This was hardly Ashton’s The Dream, with clever, campy entertainment, rather it was more like Hitchcock, with uncomfortable, unsettling moments. Yet, on a choreographic and staging level, Shadowplay is quite satisfying, with gnome-like creatures in pointed hats, squatting and prowling and climbing about. At one point Mr. Salstein hits his head (part of the action), visibly shows pain, and the music plays on. The storyline seems to have lapses and fragmented pauses. Ormsby Wilkins conducted the rare, Charles Koechlin score. Nananne Porcher’s nuanced lighting is significant to the visual effect, and Mr. Annals’ scenery is evocative of French landscape artists like Corot and the Pointillist, Seurat.

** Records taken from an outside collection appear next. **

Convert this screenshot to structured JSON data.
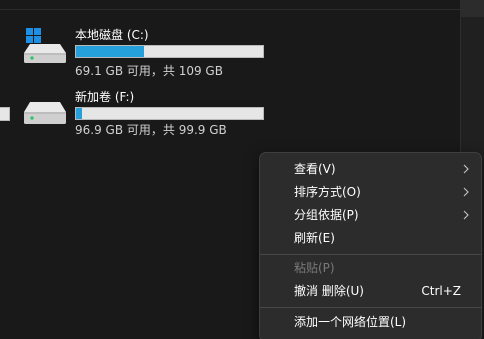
{
  "drives": [
    {
      "name": "本地磁盘 (C:)",
      "info": "69.1 GB 可用，共 109 GB",
      "used_fraction": 0.366,
      "icon": "windows-drive-icon"
    },
    {
      "name": "新加卷 (F:)",
      "info": "96.9 GB 可用，共 99.9 GB",
      "used_fraction": 0.03,
      "icon": "hard-drive-icon"
    }
  ],
  "colors": {
    "background": "#191919",
    "bar_fill": "#26a0da",
    "bar_track": "#e6e6e6",
    "menu_bg": "#2c2c2c",
    "menu_disabled_text": "#7a7a7a"
  },
  "context_menu": {
    "items": [
      {
        "label": "查看(V)",
        "submenu": true
      },
      {
        "label": "排序方式(O)",
        "submenu": true
      },
      {
        "label": "分组依据(P)",
        "submenu": true
      },
      {
        "label": "刷新(E)"
      },
      {
        "label": "粘贴(P)",
        "disabled": true
      },
      {
        "label": "撤消 删除(U)",
        "shortcut": "Ctrl+Z"
      },
      {
        "label": "添加一个网络位置(L)"
      }
    ]
  }
}
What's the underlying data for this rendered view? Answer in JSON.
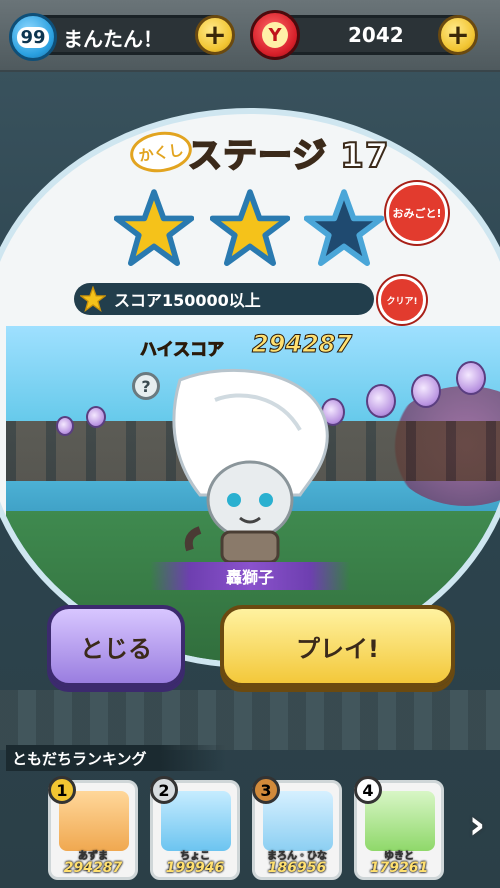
{
  "topbar": {
    "energy_count": "99",
    "energy_status": "まんたん！",
    "plus_label": "+",
    "coin_symbol": "Y",
    "coin_count": "2042"
  },
  "stage": {
    "tag": "かくし",
    "title": "ステージ 17",
    "stars_earned": 2,
    "stars_total": 3,
    "badge_top": "おみごと!",
    "badge_clear": "クリア!",
    "condition": "スコア150000以上",
    "hiscore_label": "ハイスコア",
    "hiscore_value": "294287",
    "help_label": "?",
    "character_name": "轟獅子"
  },
  "buttons": {
    "close": "とじる",
    "play": "プレイ!"
  },
  "ranking": {
    "title": "ともだちランキング",
    "next": "›",
    "entries": [
      {
        "rank": "1",
        "name": "あずま",
        "score": "294287",
        "medal_color": "#f2c532",
        "card_color": "#ffc27a"
      },
      {
        "rank": "2",
        "name": "ちょこ",
        "score": "199946",
        "medal_color": "#d8dde0",
        "card_color": "#9fd8ff"
      },
      {
        "rank": "3",
        "name": "まろん・ひな",
        "score": "186956",
        "medal_color": "#d28a3a",
        "card_color": "#a6d8ff"
      },
      {
        "rank": "4",
        "name": "ゆきと",
        "score": "179261",
        "medal_color": "#ffffff",
        "card_color": "#b2e8a0"
      }
    ]
  },
  "colors": {
    "star_gold": "#f5c21a",
    "star_empty": "#1f4a70",
    "play_button": "#f3c83a",
    "close_button": "#9a7ee0"
  }
}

In this cast, Mr. Salstein and Ms. Reyes deserve kudos for adding interest and intensity to what could be a dry, confusing ballet.
Thirteen Diversions (World Premiere): Choreography by Christopher Wheeldon, Music by Benjamin Britten (“Diversions for Piano and Orchestra”), Costumes by Bob Crowley, Lighting by Brad Fields, Piano: Josu De Solaun, Conductor: Ormsby Wilkins, Performed by Gillian Murphy, David Hallberg, Isabella Boylston, Marcelo Gomes, Maria Riccetto, Sascha Radetsky, Simone Messmer, Alexandre Hammoudi, and the Company.
It’s no accident that Christopher Wheeldon’s Thirteen Diversions appeared last in the program. This was by far the most energized, exciting, and electrically charged of the four, and a World Premiere to boot. This ballet should be seen often and up close. Brad Fields’ lighting is critical to the experience, shifting in the backdrop, forming shapes, hues, and designs. Bob Crowley’s costumes are in shades of gray, never clashing with the backdrop. The dancers create their own propulsive, moving shape, somewhat like a speeding train of motion, in precise rhythms, combinations, and superb partnering. In fact, three crème de la crème Principals are onstage, Gillian Murphy, David Hallberg, and Marcelo Gomes, plus the scintillating Simone Messmer and Isabella Boylston, both Soloists. Completing the leads, Maria Riccetto, Sascha Radetsky, and Alexandre Hammoudi enhance the experience greatly.
Benjamin Britten’s eleven Variations, following the Theme, form the musical outline of this masterpiece. Josu De Solaun is the pianist, with Ormsby Wilkins conducting. The audience literally gasped as the action unfolded, with each partnered duo, backed by a Corps ensemble of sixteen, employing gestures and character to exemplify romantic comforts or complexities. The storyline is abstract, but the effect is irresistible. Kudos to Mr. Wheeldon.
Michele Wiles and Thomas Forster
in Ratmansky's "Dumbarton"
Courtesy of Rosalie O'Connor
Isabella Boylston and Marcelo Gomes
in Wheeldon's "Thirteen Diversions"
Courtesy of Rosalie O'Connor